Interface dataset entries
▼

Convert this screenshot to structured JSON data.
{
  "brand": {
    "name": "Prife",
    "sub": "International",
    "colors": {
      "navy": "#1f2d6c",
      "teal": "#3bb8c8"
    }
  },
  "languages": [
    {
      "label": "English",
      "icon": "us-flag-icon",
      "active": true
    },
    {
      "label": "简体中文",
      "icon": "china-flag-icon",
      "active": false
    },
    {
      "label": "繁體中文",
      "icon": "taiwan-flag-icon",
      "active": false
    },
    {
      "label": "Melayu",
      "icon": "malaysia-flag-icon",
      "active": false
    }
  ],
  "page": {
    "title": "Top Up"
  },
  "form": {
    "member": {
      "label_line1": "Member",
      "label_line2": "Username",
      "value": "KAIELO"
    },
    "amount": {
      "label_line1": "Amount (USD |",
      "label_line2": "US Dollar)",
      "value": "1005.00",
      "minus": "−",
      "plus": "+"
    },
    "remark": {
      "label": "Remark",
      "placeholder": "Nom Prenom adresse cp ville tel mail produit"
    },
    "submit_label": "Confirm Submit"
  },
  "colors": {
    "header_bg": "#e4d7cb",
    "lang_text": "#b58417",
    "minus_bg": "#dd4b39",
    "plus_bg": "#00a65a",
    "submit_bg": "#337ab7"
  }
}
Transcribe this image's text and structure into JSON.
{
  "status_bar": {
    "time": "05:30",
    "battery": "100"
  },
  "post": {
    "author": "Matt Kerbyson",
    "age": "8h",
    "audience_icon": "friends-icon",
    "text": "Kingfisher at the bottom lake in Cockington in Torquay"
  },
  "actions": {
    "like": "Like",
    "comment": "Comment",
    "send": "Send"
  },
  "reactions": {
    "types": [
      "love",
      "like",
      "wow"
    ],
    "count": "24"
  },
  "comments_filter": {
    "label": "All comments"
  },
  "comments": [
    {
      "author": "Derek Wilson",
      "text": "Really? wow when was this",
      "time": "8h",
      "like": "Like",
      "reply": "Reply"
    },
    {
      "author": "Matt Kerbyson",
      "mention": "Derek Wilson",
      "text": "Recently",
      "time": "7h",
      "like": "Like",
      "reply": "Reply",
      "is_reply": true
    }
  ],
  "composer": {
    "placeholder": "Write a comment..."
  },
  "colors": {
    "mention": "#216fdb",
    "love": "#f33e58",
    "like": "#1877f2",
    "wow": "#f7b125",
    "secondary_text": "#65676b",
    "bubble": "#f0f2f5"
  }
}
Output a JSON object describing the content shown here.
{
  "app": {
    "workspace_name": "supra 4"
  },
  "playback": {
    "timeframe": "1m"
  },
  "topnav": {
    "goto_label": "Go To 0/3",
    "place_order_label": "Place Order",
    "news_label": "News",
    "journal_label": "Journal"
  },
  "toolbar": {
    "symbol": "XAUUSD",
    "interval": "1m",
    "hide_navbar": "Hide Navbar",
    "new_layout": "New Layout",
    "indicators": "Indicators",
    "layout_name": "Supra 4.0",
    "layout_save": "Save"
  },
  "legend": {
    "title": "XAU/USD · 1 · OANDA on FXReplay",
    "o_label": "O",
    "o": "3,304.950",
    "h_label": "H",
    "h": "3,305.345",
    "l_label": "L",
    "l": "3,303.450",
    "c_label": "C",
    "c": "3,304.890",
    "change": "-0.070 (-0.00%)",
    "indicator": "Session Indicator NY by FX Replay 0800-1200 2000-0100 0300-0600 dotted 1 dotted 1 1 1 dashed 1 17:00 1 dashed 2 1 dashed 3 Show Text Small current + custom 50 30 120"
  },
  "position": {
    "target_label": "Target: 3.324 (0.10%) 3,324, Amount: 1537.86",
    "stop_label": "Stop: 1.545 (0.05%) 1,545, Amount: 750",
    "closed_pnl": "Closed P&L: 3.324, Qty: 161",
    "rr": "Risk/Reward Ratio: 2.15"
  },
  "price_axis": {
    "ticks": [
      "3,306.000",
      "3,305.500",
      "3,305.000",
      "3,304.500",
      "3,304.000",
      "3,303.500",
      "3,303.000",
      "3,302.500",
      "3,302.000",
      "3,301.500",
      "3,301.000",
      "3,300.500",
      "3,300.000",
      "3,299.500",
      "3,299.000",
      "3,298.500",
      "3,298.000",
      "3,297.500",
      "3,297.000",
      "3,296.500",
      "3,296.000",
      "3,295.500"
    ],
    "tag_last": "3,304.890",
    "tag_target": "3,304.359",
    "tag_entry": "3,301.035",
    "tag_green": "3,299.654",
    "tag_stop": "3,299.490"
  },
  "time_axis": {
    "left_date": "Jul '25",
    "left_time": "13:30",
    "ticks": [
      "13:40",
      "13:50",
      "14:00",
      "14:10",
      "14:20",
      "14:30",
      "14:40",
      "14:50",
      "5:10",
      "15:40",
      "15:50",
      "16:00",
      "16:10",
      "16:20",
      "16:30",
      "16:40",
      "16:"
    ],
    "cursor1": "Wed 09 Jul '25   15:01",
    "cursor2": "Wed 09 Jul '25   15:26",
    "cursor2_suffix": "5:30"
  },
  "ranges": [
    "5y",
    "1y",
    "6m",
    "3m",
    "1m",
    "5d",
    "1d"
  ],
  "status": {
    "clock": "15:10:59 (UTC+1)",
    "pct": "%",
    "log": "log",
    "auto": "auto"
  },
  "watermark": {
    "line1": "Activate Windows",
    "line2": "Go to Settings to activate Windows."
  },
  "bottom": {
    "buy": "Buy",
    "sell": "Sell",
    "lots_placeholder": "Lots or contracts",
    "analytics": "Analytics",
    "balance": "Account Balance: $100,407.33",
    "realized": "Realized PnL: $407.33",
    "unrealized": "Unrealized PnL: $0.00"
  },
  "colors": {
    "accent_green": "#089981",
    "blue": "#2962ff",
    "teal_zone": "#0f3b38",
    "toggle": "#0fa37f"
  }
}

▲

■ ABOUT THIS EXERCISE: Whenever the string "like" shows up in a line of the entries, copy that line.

■ YOUR SOLUTION:
    "like": "Like",
      "like",
      "like": "Like",
      "like": "Like",
    "like": "#1877f2",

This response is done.